- Engineers are overrated in Mexico (disclosure: I am an engineer myself) and most of the attention in Academic, Government and Startup-related programs and events has focused on them. We need a healthier balance of technically-savvy business guys working together with programmers, as it happens in Silicon Valley.
- Mexican entrepreneurs aim too low. They still have to develop the confidence and ambition to go for the homerun and not for the lifestyle business (even if it has a digital format). I mentioned that it is ironic how Argentina with all its structural, political and long term economic problems, has one of the most vibrant startup ecosystems in Latin America, mainly due to their entrepreneurs’ attitude (there is a joke in Mexico that goes: “the best business you can do is selling an Argentinian for what he/she thinks is worth”). That attitude has given them a few homeruns like Mercado Libre and Patagon, which on turn seeded much of what´s going on there.
- Mexico has no end-to-end seed capital for the first two critical rounds: the incubator round (US$15K) and the post-seed round (US$250K), which normally happen on a continuum. There is an increasing source of funds for “incubator rounds”, as it is a cheap way to enter the game with high rewards, but nobody is automatically following on with the next ticket where the risk and returns are still high (which is what Yuri Milner does for Y Combinator´s graduates with his US$150K convertible note). The few VCs and Angel groups are either to high in the food chain or are too slow and rigid to swiftly pick up the good projects coming out of the increasing number of incubators, accelerators and discovery funds.
- There was a debate whether or not Mexicans were risk averse and I firmly stated that the concept may apply to investors and wealthy families that still look for safe heavens in real estate or franchises, but not to the middle class young entrepreneurs which have learned over the last couple of decades that the corporate world is neither safe or a chance to make a difference. I also commented that at the end of the day, money is fungible and if the Mexican investors don´t get it fast enough, money from abroad will start looking at Mexico as an invesment destination for Internet Startups, given its US$1 Trillion cuasi-monopolistic economy , combined with the US$1 trillion purchasing power of the U.S. Hispanic community (made primarily of people from Mexican-origin).
- Finally I gave a few recommendations to the entrepreneurs coming with the GOAP tour and interested in attacking the Latin American markets:
- Go Mobile first: most of the users (over 71% in Mexico) are accesing Internet services for the first time thru mobile devices, not via desktop or laptops with web interfaces.
- Try to resolve the “consumption platforms” challenges first (online payments, deliveries, distribution) where the biggest rewards reside.
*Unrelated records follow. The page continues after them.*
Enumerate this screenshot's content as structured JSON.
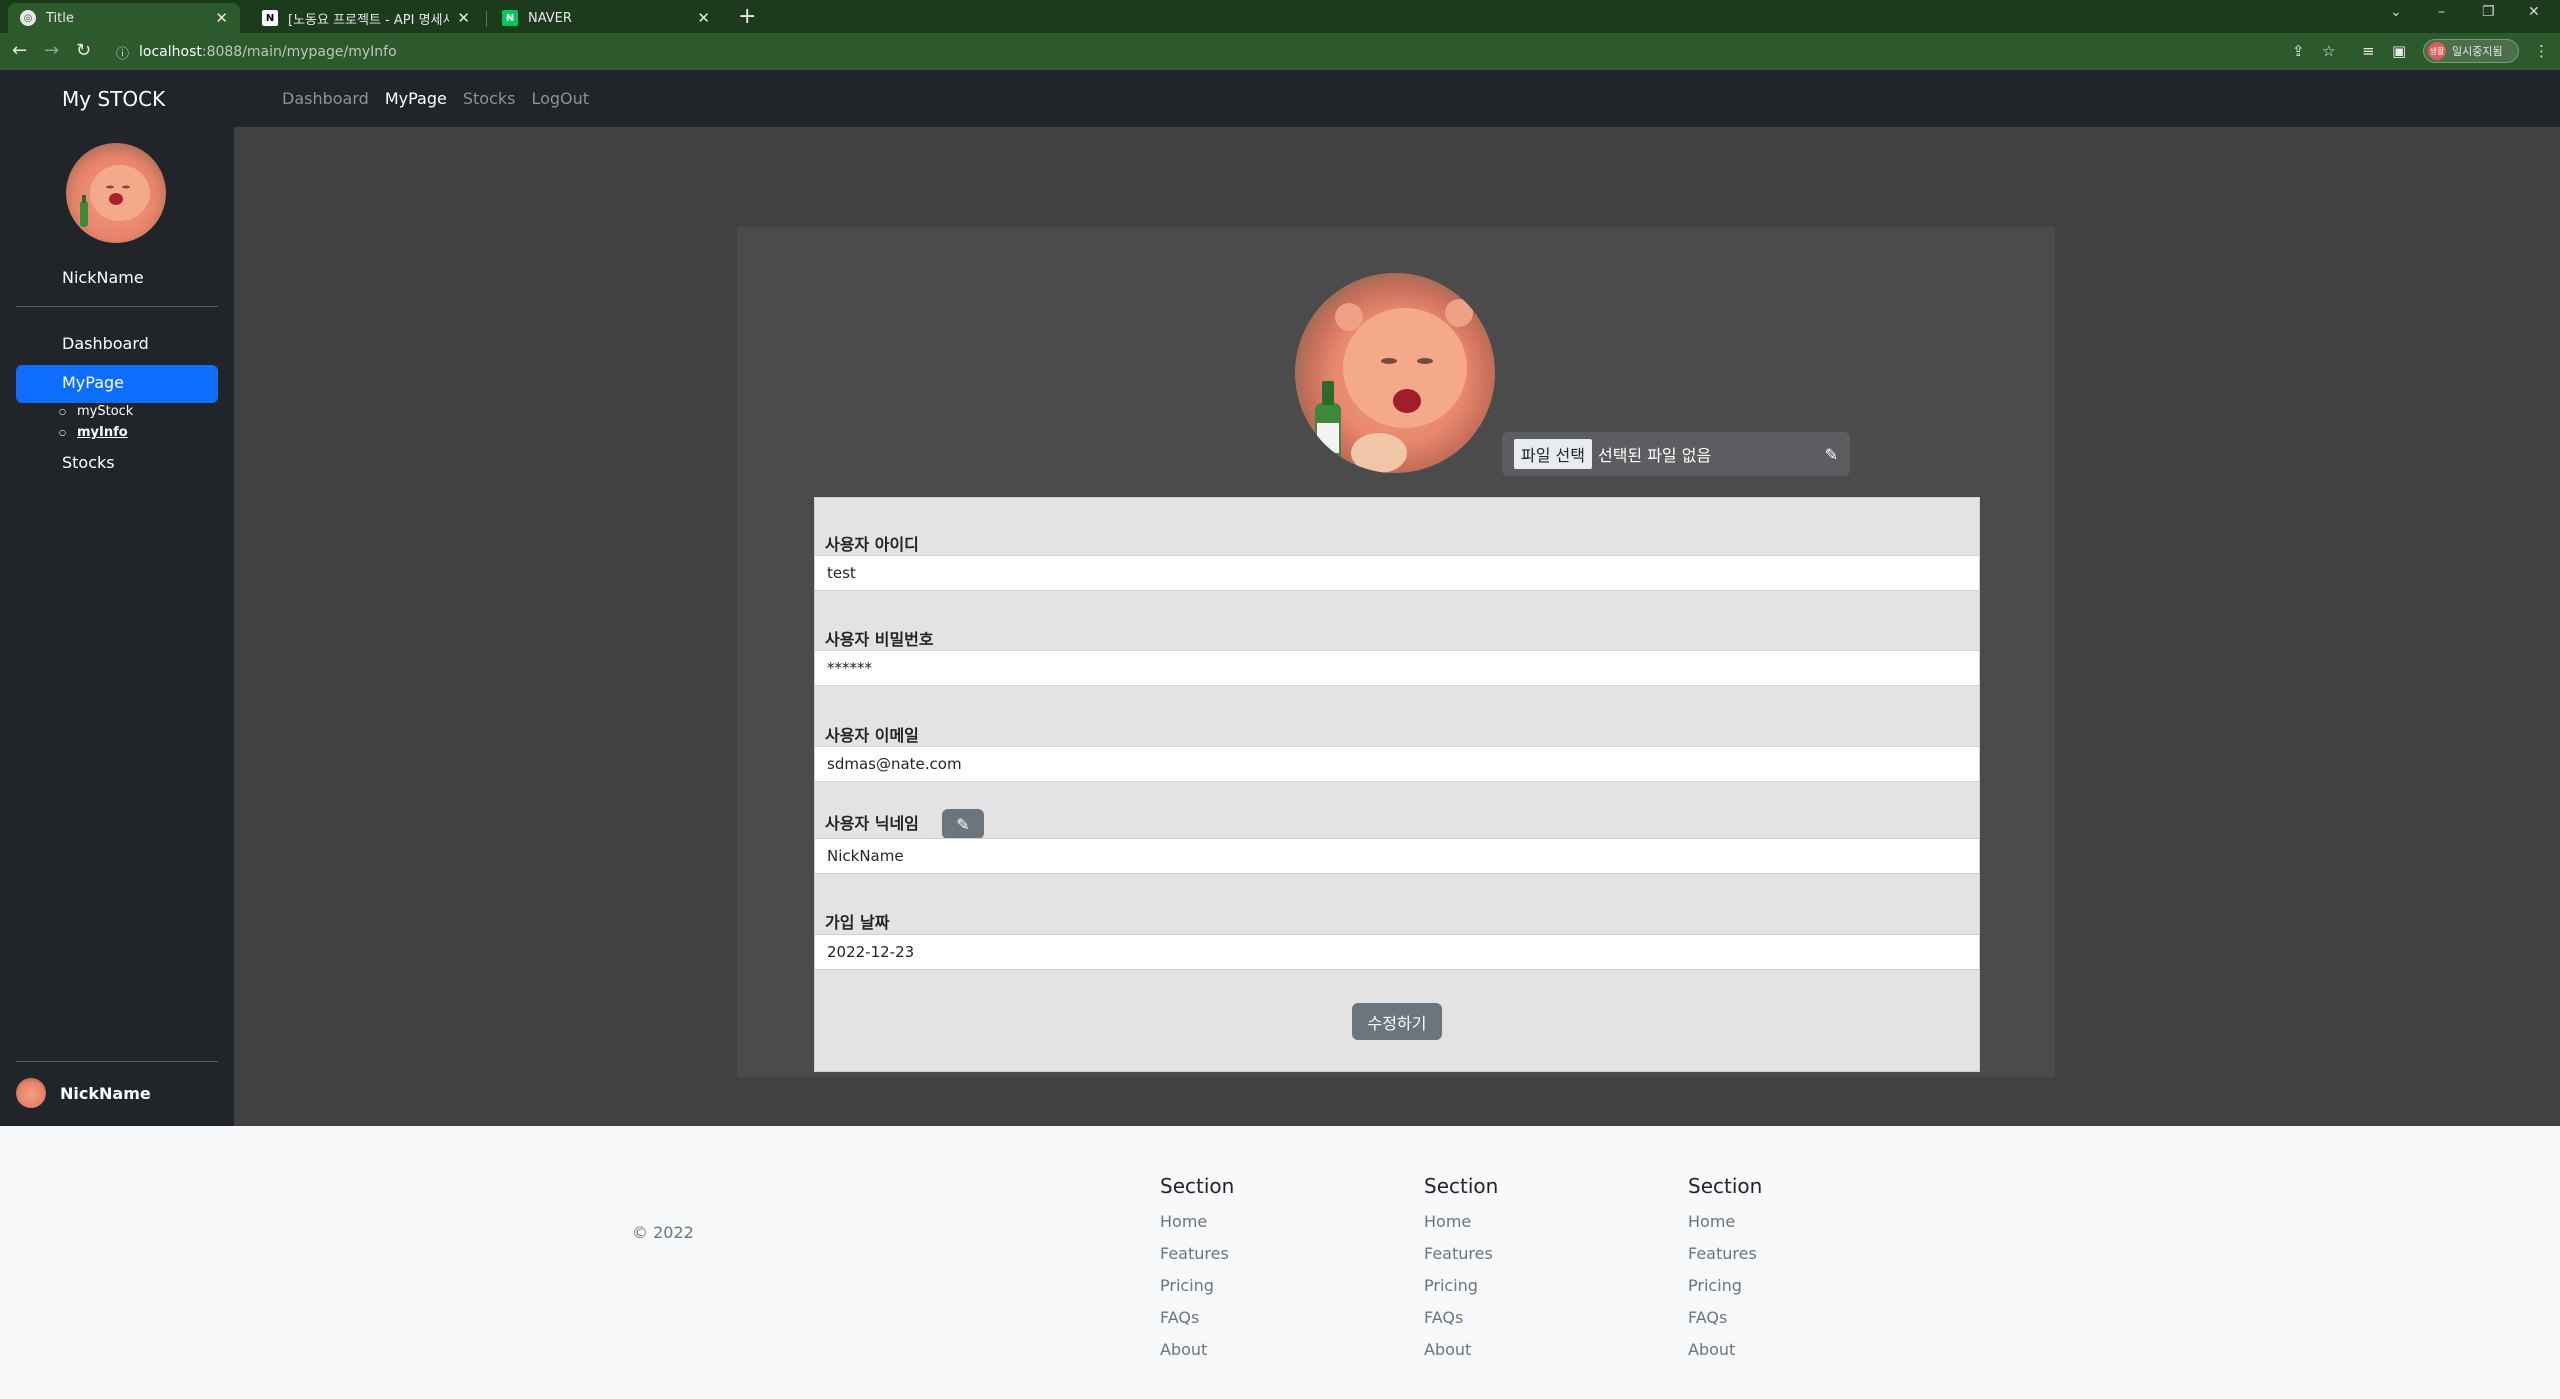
{
  "browser": {
    "tabs": [
      {
        "title": "Title",
        "active": true
      },
      {
        "title": "[노동요 프로젝트 - API 명세서] · ",
        "active": false
      },
      {
        "title": "NAVER",
        "active": false
      }
    ],
    "url_host": "localhost",
    "url_path": ":8088/main/mypage/myInfo",
    "profile_label": "일시중지됨",
    "profile_badge": "생활"
  },
  "navbar": {
    "brand": "My STOCK",
    "links": [
      "Dashboard",
      "MyPage",
      "Stocks",
      "LogOut"
    ],
    "active_link": "MyPage"
  },
  "sidebar": {
    "nickname": "NickName",
    "items": [
      {
        "label": "Dashboard"
      },
      {
        "label": "MyPage",
        "active": true
      },
      {
        "label": "Stocks"
      }
    ],
    "subitems": [
      {
        "label": "myStock"
      },
      {
        "label": "myInfo",
        "current": true
      }
    ],
    "footer_name": "NickName"
  },
  "profile": {
    "file_button": "파일 선택",
    "file_status": "선택된 파일 없음"
  },
  "form": {
    "id_label": "사용자 아이디",
    "id_value": "test",
    "pw_label": "사용자 비밀번호",
    "pw_value": "******",
    "email_label": "사용자 이메일",
    "email_value": "sdmas@nate.com",
    "nick_label": "사용자 닉네임",
    "nick_value": "NickName",
    "date_label": "가입 날짜",
    "date_value": "2022-12-23",
    "submit": "수정하기"
  },
  "footer": {
    "copyright": "© 2022",
    "columns": [
      {
        "heading": "Section",
        "links": [
          "Home",
          "Features",
          "Pricing",
          "FAQs",
          "About"
        ]
      },
      {
        "heading": "Section",
        "links": [
          "Home",
          "Features",
          "Pricing",
          "FAQs",
          "About"
        ]
      },
      {
        "heading": "Section",
        "links": [
          "Home",
          "Features",
          "Pricing",
          "FAQs",
          "About"
        ]
      }
    ]
  },
  "colors": {
    "accent": "#0d6efd",
    "dark": "#212529",
    "main_bg": "#404142",
    "secondary_button": "#6c757d"
  }
}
- Exploit your own Latin American market within the U.S.: the Hispanic market that on the one hand follows consumption patterns from Mexico and other Latin countries, but on the other are blended with American trends. It is a difficult market for Americans to understand, but believe me (I spent seven years in the U.S. pursuing that market), it is also difficult for native Latin Americans that also have to do a lot of learning.